What is Sweet Water Day, and moreover, what is sweet water? After some asking around in the village some time later, I learned that ‘sweet water’ is simply a solution of lemon, sugar and a red sugary syrup called Roohafza. Taken in combination, it simply tastes like the name suggests – sweet water (thankfully chilled under the sweltering 42-degree Haryana sun).
Sweet Water Day, though, is not really about the water. Yes, it is a refreshing drink and the event is a welcome change of pace in village life. More than that though, it is about the youth of the village bringing their community together in an effort to make it a better place to live. In this instance, Sweet Water Day was held to raise awareness about violence against women in Titana. The various speeches and performances all carried this message along, and the crescendo of the day was the sarpanch’s pledge, which stated that the panchayat will support KBC in making Titana free of violence against women and girls – a significant step forward for safety and equality in the community, and one that is driven by the youngest members of the village. The banner that I signed was a symbol of this pledge – everyone was invited to sign their name on this important resolution.

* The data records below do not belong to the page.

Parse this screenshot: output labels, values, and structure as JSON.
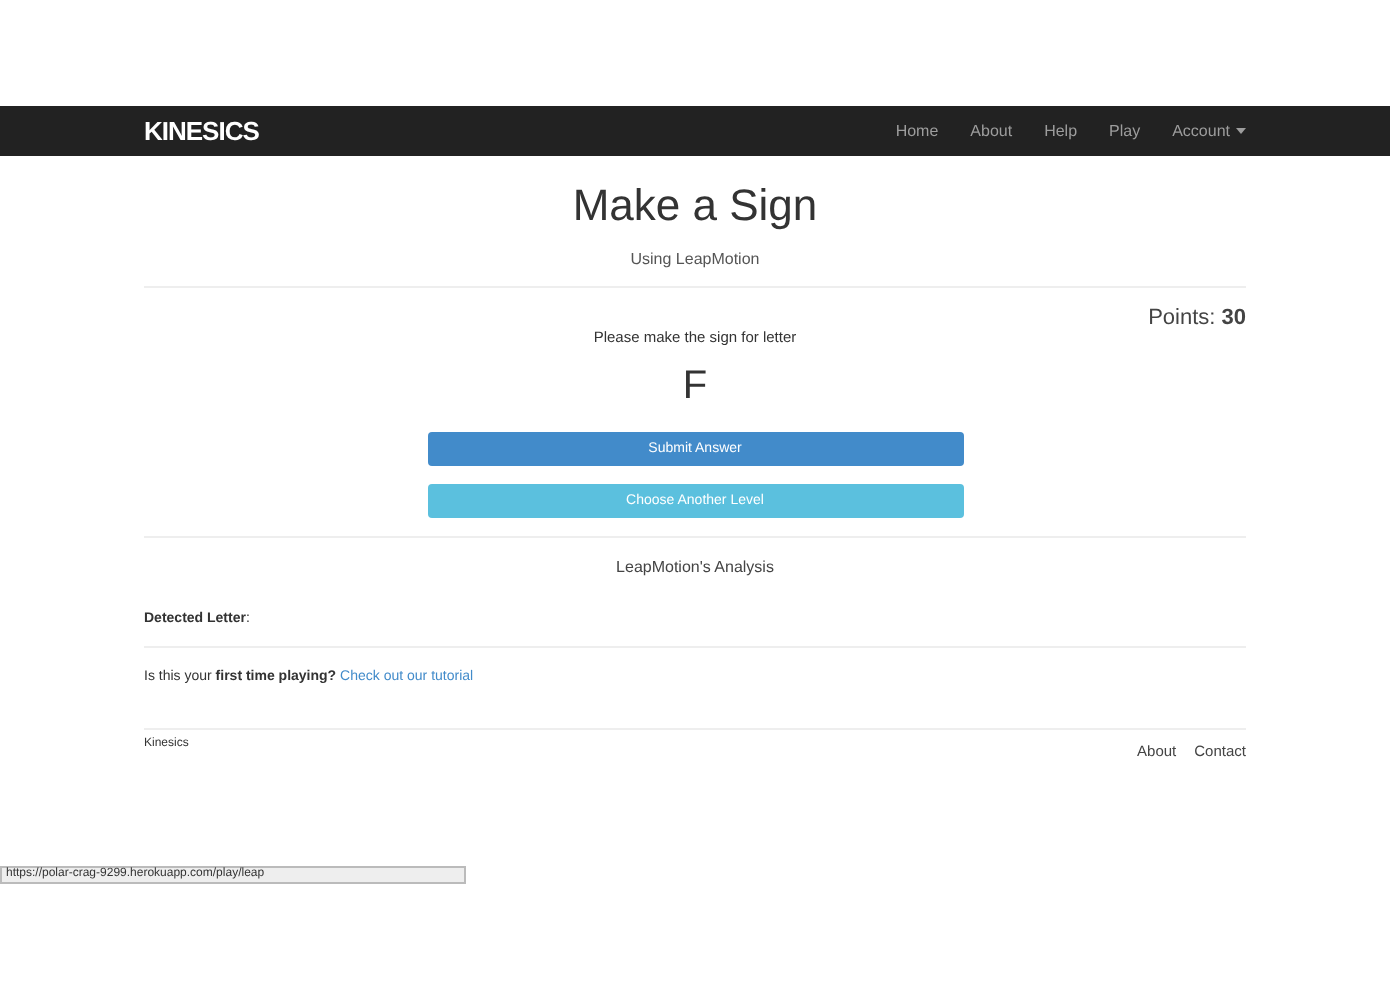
{
  "navbar": {
    "brand": "KINESICS",
    "links": [
      {
        "label": "Home",
        "kind": "link"
      },
      {
        "label": "About",
        "kind": "link"
      },
      {
        "label": "Help",
        "kind": "link"
      },
      {
        "label": "Play",
        "kind": "link"
      },
      {
        "label": "Account",
        "kind": "dropdown"
      }
    ]
  },
  "header": {
    "title": "Make a Sign",
    "subtitle": "Using LeapMotion"
  },
  "points": "Points: **30**",
  "prompt": "Please make the sign for letter",
  "letter": "F",
  "buttons": [
    {
      "label": "Submit Answer",
      "kind": "primary"
    },
    {
      "label": "Choose Another Level",
      "kind": "info"
    }
  ],
  "analysis": {
    "title": "LeapMotion's Analysis",
    "detected": "**Detected Letter**:"
  },
  "tutorial": {
    "text": "Is this your **first time playing?**",
    "link": "Check out our tutorial"
  },
  "footer": {
    "brand": "Kinesics",
    "links": [
      "About",
      "Contact"
    ]
  },
  "status_url": "https://polar-crag-9299.herokuapp.com/play/leap"
}
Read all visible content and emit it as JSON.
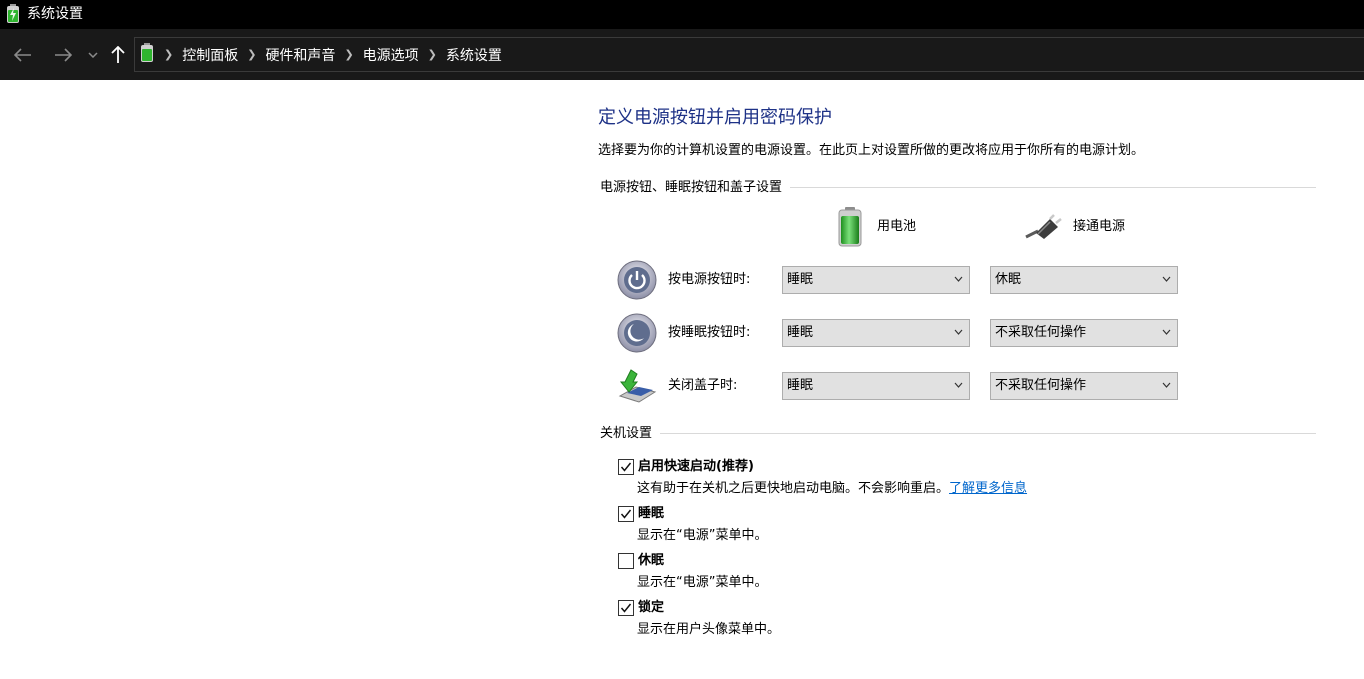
{
  "window": {
    "title": "系统设置"
  },
  "nav": {
    "back_icon": "arrow-left-icon",
    "forward_icon": "arrow-right-icon",
    "recent_icon": "chevron-down-icon",
    "up_icon": "arrow-up-icon",
    "breadcrumbs": [
      "控制面板",
      "硬件和声音",
      "电源选项",
      "系统设置"
    ]
  },
  "page": {
    "heading": "定义电源按钮并启用密码保护",
    "subtitle": "选择要为你的计算机设置的电源设置。在此页上对设置所做的更改将应用于你所有的电源计划。"
  },
  "buttons_section": {
    "label": "电源按钮、睡眠按钮和盖子设置",
    "col_battery": "用电池",
    "col_plugged": "接通电源",
    "rows": [
      {
        "label": "按电源按钮时:",
        "icon": "power-button-icon",
        "battery": "睡眠",
        "plugged": "休眠"
      },
      {
        "label": "按睡眠按钮时:",
        "icon": "sleep-button-icon",
        "battery": "睡眠",
        "plugged": "不采取任何操作"
      },
      {
        "label": "关闭盖子时:",
        "icon": "laptop-lid-icon",
        "battery": "睡眠",
        "plugged": "不采取任何操作"
      }
    ]
  },
  "shutdown_section": {
    "label": "关机设置",
    "items": [
      {
        "label": "启用快速启动(推荐)",
        "checked": true,
        "desc": "这有助于在关机之后更快地启动电脑。不会影响重启。",
        "link": "了解更多信息"
      },
      {
        "label": "睡眠",
        "checked": true,
        "desc": "显示在“电源”菜单中。"
      },
      {
        "label": "休眠",
        "checked": false,
        "desc": "显示在“电源”菜单中。"
      },
      {
        "label": "锁定",
        "checked": true,
        "desc": "显示在用户头像菜单中。"
      }
    ]
  },
  "colors": {
    "heading": "#1e3287",
    "link": "#0066cc",
    "titlebar": "#000000",
    "navbar": "#191919"
  }
}
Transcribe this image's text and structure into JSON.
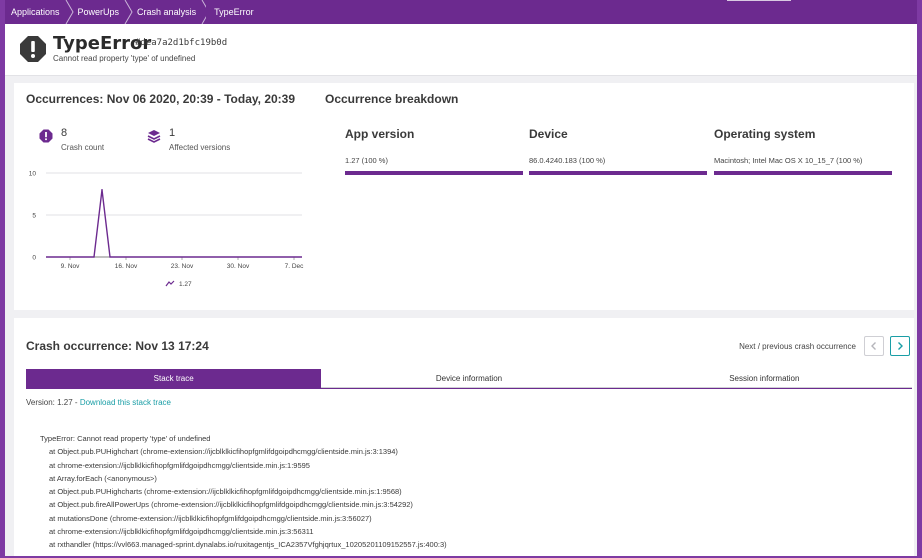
{
  "breadcrumb": [
    {
      "label": "Applications"
    },
    {
      "label": "PowerUps"
    },
    {
      "label": "Crash analysis"
    },
    {
      "label": "TypeError"
    }
  ],
  "header": {
    "title": "TypeError",
    "hash": "#dea7a2d1bfc19b0d",
    "subtitle": "Cannot read property 'type' of undefined",
    "icon": "exclamation-octagon-icon"
  },
  "occurrences": {
    "title": "Occurrences: Nov 06 2020, 20:39 - Today, 20:39",
    "crash_count": {
      "value": "8",
      "label": "Crash count",
      "icon": "crash-alert-icon"
    },
    "affected_versions": {
      "value": "1",
      "label": "Affected versions",
      "icon": "layers-stack-icon"
    }
  },
  "chart_data": {
    "type": "line",
    "x": [
      "Nov 06",
      "Nov 07",
      "Nov 08",
      "Nov 09",
      "Nov 10",
      "Nov 11",
      "Nov 12",
      "Nov 13",
      "Nov 14",
      "Nov 15",
      "Nov 16",
      "Nov 17",
      "Nov 18",
      "Nov 19",
      "Nov 20",
      "Nov 21",
      "Nov 22",
      "Nov 23",
      "Nov 24",
      "Nov 25",
      "Nov 26",
      "Nov 27",
      "Nov 28",
      "Nov 29",
      "Nov 30",
      "Dec 01",
      "Dec 02",
      "Dec 03",
      "Dec 04",
      "Dec 05",
      "Dec 06",
      "Dec 07",
      "Dec 08"
    ],
    "series": [
      {
        "name": "1.27",
        "values": [
          0,
          0,
          0,
          0,
          0,
          0,
          0,
          8,
          0,
          0,
          0,
          0,
          0,
          0,
          0,
          0,
          0,
          0,
          0,
          0,
          0,
          0,
          0,
          0,
          0,
          0,
          0,
          0,
          0,
          0,
          0,
          0,
          0
        ]
      }
    ],
    "tick_labels": [
      "9. Nov",
      "16. Nov",
      "23. Nov",
      "30. Nov",
      "7. Dec"
    ],
    "y_ticks": [
      "0",
      "5",
      "10"
    ],
    "ylim": [
      0,
      10
    ],
    "grid": true,
    "legend": "bottom",
    "color": "#6c2a8f"
  },
  "breakdown": {
    "title": "Occurrence breakdown",
    "columns": [
      {
        "heading": "App version",
        "value": "1.27 (100 %)",
        "share": 1.0
      },
      {
        "heading": "Device",
        "value": "86.0.4240.183 (100 %)",
        "share": 1.0
      },
      {
        "heading": "Operating system",
        "value": "Macintosh; Intel Mac OS X 10_15_7 (100 %)",
        "share": 1.0
      }
    ]
  },
  "crash": {
    "title": "Crash occurrence: Nov 13 17:24",
    "nav_label": "Next / previous crash occurrence",
    "prev_icon": "chevron-left-icon",
    "next_icon": "chevron-right-icon",
    "tabs": [
      {
        "label": "Stack trace",
        "active": true
      },
      {
        "label": "Device information",
        "active": false
      },
      {
        "label": "Session information",
        "active": false
      }
    ],
    "version_prefix": "Version: 1.27 - ",
    "download_link": "Download this stack trace",
    "trace_lines": [
      "TypeError: Cannot read property 'type' of undefined",
      "at Object.pub.PUHighchart (chrome-extension://ijcblklkicfihopfgmlifdgoipdhcmgg/clientside.min.js:3:1394)",
      "at chrome-extension://ijcblklkicfihopfgmlifdgoipdhcmgg/clientside.min.js:1:9595",
      "at Array.forEach (<anonymous>)",
      "at Object.pub.PUHighcharts (chrome-extension://ijcblklkicfihopfgmlifdgoipdhcmgg/clientside.min.js:1:9568)",
      "at Object.pub.fireAllPowerUps (chrome-extension://ijcblklkicfihopfgmlifdgoipdhcmgg/clientside.min.js:3:54292)",
      "at mutationsDone (chrome-extension://ijcblklkicfihopfgmlifdgoipdhcmgg/clientside.min.js:3:56027)",
      "at chrome-extension://ijcblklkicfihopfgmlifdgoipdhcmgg/clientside.min.js:3:56311",
      "at rxthandler (https://vvl663.managed-sprint.dynalabs.io/ruxitagentjs_ICA2357Vfghjqrtux_10205201109152557.js:400:3)"
    ]
  }
}
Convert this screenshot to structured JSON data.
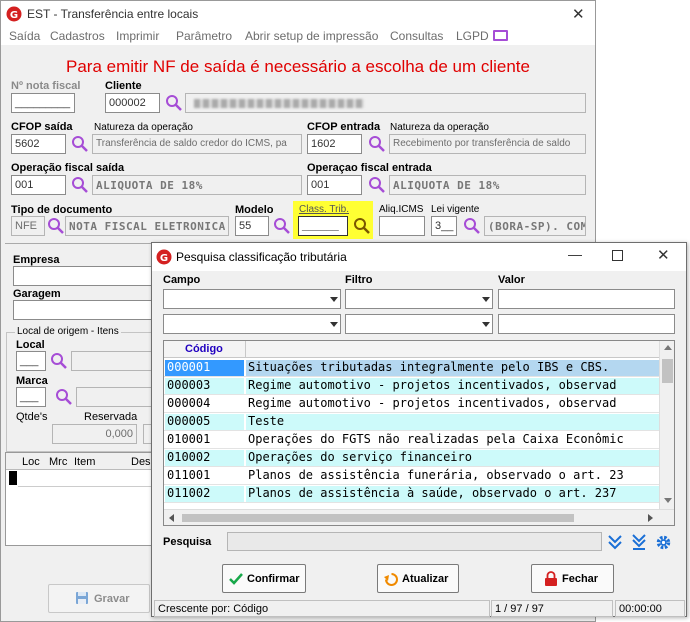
{
  "main_window": {
    "title": "EST - Transferência entre locais",
    "menu": [
      "Saída",
      "Cadastros",
      "Imprimir",
      "Parâmetro",
      "Abrir setup de impressão",
      "Consultas",
      "LGPD"
    ],
    "warning": "Para emitir NF de saída é necessário a escolha de um cliente",
    "nf_label": "Nº nota fiscal",
    "nf_value": "_________",
    "cliente_label": "Cliente",
    "cliente_code": "000002",
    "cfop_saida_label": "CFOP saída",
    "cfop_saida_value": "5602",
    "natureza_label": "Natureza da operação",
    "natureza_saida": "Transferência de saldo credor do ICMS, pa",
    "cfop_entrada_label": "CFOP entrada",
    "natureza_entrada_label": "Natureza da operação",
    "cfop_entrada_value": "1602",
    "natureza_entrada": "Recebimento por transferência de saldo",
    "op_saida_label": "Operação fiscal saída",
    "op_saida_code": "001",
    "op_saida_desc": "ALIQUOTA DE 18%",
    "op_entrada_label": "Operaçao fiscal entrada",
    "op_entrada_code": "001",
    "op_entrada_desc": "ALIQUOTA DE 18%",
    "tipo_doc_label": "Tipo de documento",
    "tipo_doc_code": "NFE",
    "tipo_doc_desc": "NOTA FISCAL ELETRONICA",
    "modelo_label": "Modelo",
    "modelo_value": "55",
    "class_trib_label": "Class. Trib.",
    "class_trib_value": "______",
    "aliq_label": "Aliq.ICMS",
    "lei_label": "Lei vigente",
    "lei_code": "3__",
    "lei_desc": "(BORA-SP). COM",
    "empresa_label": "Empresa",
    "garagem_label": "Garagem",
    "origem_group_label": "Local de origem - Itens",
    "local_label": "Local",
    "local_value": "___",
    "marca_label": "Marca",
    "marca_value": "___",
    "qtdes_label": "Qtde's",
    "reservada_label": "Reservada",
    "reservada_value": "0,000",
    "items_cols": [
      "Loc",
      "Mrc",
      "Item",
      "Des"
    ],
    "gravar_label": "Gravar"
  },
  "dialog": {
    "title": "Pesquisa classificação tributária",
    "campo_label": "Campo",
    "filtro_label": "Filtro",
    "valor_label": "Valor",
    "grid_header": "Código",
    "rows": [
      {
        "code": "000001",
        "desc": "Situações tributadas integralmente pelo IBS e CBS."
      },
      {
        "code": "000003",
        "desc": "Regime automotivo - projetos incentivados, observad"
      },
      {
        "code": "000004",
        "desc": "Regime automotivo - projetos incentivados, observad"
      },
      {
        "code": "000005",
        "desc": "Teste"
      },
      {
        "code": "010001",
        "desc": "Operações do FGTS não realizadas pela Caixa Econômic"
      },
      {
        "code": "010002",
        "desc": "Operações do serviço financeiro"
      },
      {
        "code": "011001",
        "desc": "Planos de assistência funerária, observado o art. 23"
      },
      {
        "code": "011002",
        "desc": "Planos de assistência à saúde, observado o art. 237"
      }
    ],
    "pesquisa_label": "Pesquisa",
    "buttons": {
      "confirmar": "Confirmar",
      "atualizar": "Atualizar",
      "fechar": "Fechar"
    },
    "status_order": "Crescente por: Código",
    "status_count": "1 / 97 / 97",
    "status_time": "00:00:00"
  },
  "colors": {
    "accent_purple": "#a64dd6",
    "warning_red": "#e00000",
    "row_cyan": "#cdfafa",
    "row_selected": "#3399ff",
    "highlight_yellow": "#ffff33"
  }
}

What I saw in Titana impressed me greatly. I now see the true beauty of KBC groups: they are sustainable beyond the assistance of MFF and PRIA, and this was on full display. MFF and PRIA helped to sensitize and organize the youth in Titana but Sweet Water Day was entirely their creation; we were just witnesses. It was extremely heartening to see that the youth are actively and autonomously engaged in solving the problems that they perceive around them. This is grassroots democracy in action.